A deficiency of intrinsic factor, a protein produced by gastric parietal cells. Once vitamin B12 is released from food, it binds R-proteins from saliva before traveling to the duodenum. In the duodenum, vitamin B12 is released from R-proteins by pancreatic enzymes and then complexes with intrinsic factor. The intrinsic factor/B12 complex binds to receptors in the terminal ileum, where it undergoes endocytosis by enterocytes.


Pernicious anemia is a disorder in which the parietal cells of the stomach make insufficient amounts of intrinsic factor, a protein required for vitamin B12 absorption. Decreased serum B12 leads to a ?

Megaloblastic anemia. A Schilling test can be used to identify patients who have vitamin B12 deficiency because of a lack of intrinsic factor


A deficiency in transcobalamin II, the protein that binds free vitamin B12 in ileal cells for transport through the bloodstream, would result in symptoms similar to those experienced by this patient, but they would have begun in infancy rather than adulthood.
An exocrine pancreatic insufficiency would not allow for the separation of the R-protein and vitamin B12 complex in the duodenum, so no B12 would be absorbed or detected in the urine.
One of the enzymes that splits vitamin B12 from its exogenous ingested protein-bound form is pepsin, which is not secreted by?
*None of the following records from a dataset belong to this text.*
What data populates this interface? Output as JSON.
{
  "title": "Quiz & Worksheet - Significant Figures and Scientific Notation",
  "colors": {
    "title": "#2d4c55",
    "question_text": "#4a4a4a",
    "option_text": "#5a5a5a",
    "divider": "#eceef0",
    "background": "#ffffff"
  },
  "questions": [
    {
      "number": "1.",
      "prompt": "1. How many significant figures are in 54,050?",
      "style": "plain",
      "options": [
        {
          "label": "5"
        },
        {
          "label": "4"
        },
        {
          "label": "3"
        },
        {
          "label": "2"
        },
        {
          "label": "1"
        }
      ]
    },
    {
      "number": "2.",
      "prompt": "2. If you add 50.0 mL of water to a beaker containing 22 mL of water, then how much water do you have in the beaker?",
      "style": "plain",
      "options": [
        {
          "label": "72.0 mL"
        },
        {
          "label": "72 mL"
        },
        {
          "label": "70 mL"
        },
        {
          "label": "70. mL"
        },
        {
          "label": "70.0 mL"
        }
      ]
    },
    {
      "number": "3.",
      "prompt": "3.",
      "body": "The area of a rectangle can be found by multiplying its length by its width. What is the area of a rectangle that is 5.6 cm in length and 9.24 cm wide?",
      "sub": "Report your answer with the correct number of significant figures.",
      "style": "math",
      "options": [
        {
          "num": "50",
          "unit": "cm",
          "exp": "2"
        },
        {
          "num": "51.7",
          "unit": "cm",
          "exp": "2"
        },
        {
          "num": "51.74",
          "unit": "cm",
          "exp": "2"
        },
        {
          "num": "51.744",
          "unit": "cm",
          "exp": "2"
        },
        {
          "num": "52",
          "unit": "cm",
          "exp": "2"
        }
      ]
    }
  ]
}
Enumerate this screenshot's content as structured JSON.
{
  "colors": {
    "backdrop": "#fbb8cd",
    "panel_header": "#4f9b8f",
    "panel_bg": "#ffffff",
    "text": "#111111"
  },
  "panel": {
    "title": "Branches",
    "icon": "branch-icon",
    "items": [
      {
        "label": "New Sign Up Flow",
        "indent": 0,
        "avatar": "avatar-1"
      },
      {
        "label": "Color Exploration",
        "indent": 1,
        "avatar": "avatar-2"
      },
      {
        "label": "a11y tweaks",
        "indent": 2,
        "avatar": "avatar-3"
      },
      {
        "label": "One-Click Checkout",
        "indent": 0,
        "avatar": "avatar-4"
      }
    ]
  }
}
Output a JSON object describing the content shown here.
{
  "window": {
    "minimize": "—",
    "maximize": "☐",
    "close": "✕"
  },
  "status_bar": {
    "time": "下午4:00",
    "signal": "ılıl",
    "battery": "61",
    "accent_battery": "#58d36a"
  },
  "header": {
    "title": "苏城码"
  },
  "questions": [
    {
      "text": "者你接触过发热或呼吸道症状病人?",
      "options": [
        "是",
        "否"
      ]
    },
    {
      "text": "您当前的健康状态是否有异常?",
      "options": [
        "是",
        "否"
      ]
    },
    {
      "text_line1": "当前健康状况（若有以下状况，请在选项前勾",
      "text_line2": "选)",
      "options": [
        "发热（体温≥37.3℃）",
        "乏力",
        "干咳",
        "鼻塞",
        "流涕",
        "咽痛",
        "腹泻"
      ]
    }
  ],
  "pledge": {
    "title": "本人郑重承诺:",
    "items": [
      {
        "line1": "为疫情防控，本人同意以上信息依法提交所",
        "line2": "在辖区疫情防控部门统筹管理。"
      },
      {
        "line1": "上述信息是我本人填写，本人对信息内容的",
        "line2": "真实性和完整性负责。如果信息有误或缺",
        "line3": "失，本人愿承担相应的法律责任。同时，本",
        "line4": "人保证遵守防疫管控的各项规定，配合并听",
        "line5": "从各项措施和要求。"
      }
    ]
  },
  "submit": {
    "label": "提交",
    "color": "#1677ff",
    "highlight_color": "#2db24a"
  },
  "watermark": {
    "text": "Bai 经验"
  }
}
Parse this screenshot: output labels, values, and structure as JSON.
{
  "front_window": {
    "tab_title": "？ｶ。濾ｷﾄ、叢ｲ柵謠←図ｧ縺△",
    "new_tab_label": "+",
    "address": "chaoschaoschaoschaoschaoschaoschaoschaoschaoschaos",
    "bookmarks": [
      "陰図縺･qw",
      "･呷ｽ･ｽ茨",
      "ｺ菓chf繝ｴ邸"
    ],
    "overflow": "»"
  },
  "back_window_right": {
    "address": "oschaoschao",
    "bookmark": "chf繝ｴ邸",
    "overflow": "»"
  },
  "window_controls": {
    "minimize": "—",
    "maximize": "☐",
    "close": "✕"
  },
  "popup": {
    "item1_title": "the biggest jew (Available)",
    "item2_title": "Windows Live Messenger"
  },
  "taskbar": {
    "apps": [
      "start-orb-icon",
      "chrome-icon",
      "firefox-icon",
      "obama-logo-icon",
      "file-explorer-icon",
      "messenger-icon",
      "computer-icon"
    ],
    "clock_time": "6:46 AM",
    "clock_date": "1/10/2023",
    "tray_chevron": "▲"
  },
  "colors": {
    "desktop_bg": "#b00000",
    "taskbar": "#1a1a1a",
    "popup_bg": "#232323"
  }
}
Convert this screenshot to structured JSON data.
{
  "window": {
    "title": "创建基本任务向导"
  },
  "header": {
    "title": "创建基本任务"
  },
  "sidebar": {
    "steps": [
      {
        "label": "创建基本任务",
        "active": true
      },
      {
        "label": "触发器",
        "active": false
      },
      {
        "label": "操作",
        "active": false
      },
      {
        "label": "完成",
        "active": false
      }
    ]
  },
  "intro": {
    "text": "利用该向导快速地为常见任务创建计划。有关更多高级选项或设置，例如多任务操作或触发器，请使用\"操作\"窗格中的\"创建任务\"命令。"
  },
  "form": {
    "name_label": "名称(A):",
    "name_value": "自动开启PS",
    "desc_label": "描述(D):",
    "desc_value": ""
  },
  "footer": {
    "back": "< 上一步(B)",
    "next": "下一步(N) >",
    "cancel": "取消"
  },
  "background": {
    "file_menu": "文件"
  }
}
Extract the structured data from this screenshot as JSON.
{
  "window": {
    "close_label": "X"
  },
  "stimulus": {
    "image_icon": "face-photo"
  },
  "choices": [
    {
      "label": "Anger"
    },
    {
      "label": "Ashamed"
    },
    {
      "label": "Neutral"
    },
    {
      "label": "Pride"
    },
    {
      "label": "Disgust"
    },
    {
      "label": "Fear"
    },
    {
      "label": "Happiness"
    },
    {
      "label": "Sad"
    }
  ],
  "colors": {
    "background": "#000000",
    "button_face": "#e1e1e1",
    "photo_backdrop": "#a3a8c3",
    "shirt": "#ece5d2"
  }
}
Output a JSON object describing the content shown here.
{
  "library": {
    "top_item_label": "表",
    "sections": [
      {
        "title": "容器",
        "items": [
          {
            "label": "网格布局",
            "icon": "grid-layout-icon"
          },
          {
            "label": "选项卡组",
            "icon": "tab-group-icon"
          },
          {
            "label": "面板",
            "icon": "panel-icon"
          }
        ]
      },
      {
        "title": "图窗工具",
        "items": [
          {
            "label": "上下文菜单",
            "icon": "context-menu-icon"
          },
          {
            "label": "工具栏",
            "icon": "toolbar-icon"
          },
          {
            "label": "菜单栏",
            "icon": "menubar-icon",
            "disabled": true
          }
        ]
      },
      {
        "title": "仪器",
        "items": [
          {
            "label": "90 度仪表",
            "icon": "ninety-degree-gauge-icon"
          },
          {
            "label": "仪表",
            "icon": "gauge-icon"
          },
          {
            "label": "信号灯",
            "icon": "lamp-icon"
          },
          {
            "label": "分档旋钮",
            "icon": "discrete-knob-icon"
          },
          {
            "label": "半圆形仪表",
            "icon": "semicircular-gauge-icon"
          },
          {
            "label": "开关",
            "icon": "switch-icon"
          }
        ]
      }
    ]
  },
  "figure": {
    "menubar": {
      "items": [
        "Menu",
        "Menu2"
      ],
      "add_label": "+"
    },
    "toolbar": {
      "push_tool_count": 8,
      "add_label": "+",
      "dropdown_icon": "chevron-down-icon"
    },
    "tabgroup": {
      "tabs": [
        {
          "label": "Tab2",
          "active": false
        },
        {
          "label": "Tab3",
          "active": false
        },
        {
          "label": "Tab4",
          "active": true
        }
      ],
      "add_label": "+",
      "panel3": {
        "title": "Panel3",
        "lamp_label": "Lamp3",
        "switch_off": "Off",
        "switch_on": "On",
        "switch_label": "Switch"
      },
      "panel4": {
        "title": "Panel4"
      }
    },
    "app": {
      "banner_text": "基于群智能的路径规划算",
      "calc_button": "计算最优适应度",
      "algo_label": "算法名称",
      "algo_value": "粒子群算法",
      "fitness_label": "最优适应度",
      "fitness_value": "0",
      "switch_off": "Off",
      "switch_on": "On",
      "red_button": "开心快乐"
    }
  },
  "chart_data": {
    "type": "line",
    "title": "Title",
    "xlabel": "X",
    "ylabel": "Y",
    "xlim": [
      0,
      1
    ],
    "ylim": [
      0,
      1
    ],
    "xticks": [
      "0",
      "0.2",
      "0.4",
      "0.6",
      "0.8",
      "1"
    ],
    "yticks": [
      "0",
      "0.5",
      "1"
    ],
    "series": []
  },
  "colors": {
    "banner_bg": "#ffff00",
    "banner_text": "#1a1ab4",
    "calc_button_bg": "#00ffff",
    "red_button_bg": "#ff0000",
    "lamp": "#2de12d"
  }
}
the pancreas. It is secreted by the stomach.
Defects in the vitamin B12–intrinsic factor receptor would show B12 deficiency not corrected by administration of intrinsic factor or pancreatic enzymes, with symptoms occurring in early childhood.


The patient is presenting with acute dyspnea and chest pain. Vitals reveal tachycardia and hypoxia. Fianlly, the patient has a vague history of a “blood problem” in her family with a past medical history of cholecystitis. This vignette is highly suggestive of complications of?

sickle cell disease.
Patients with sickle cell disease are prone to vaso-occlusive crises such as acute chest syndrome. Functional asplenia predisposes patients to infections with encapsulated organisms and is represented by Howell-Jolly bodies on peripheral blood smears.


Heinz bodies are precipitated, denatured globin chains associated with glucose-6-phosphate dehydrogenase (G6PD) deficiency.
Degmacytes (eg, bite cells) are RBCs with semicircular “bites” missing from the cell membrane. When denatured hemoglobin persists in RBCs (eg, Heinz bodies), splenic macrophages remove the aberrant denatured hemoglobin.
Ringed sideroblasts result from?

iron accumulation in the mitochondria secondary to defective heme synthesis (eg, chronic alcoholism, vitamin B6 deficiency, and lead poisoning).
Spherocytes are RBCs that appear round and lack the central indentation found normally in mature RBCs. Spherocytes may be acquired or congenital.


Sickle cell disease is an autosomal recessive disorder more common in people of African descent. It arises from a missense mutation on the ß-globin chain (glutamic acid to valine substitution). Under certain conditions such as dehydration, acidosis, and hypoxemia, sickle cell patients are at risk for?

RBC sickling, leading to microvascular occlusions and tissue ischemia.

In this patient with chest pain and hypoxemia, vasoocclusion of the pulmonary capillaries is causing acute chest syndrome. This is one of the leading causes of death in patients with sickle cell disease, and must be emergently recognized and treated. Treatment includes broad-spectrum antibiotics to cover common respiratory infections, pain control, blood transfusion, and exchange transfusion in extreme cases.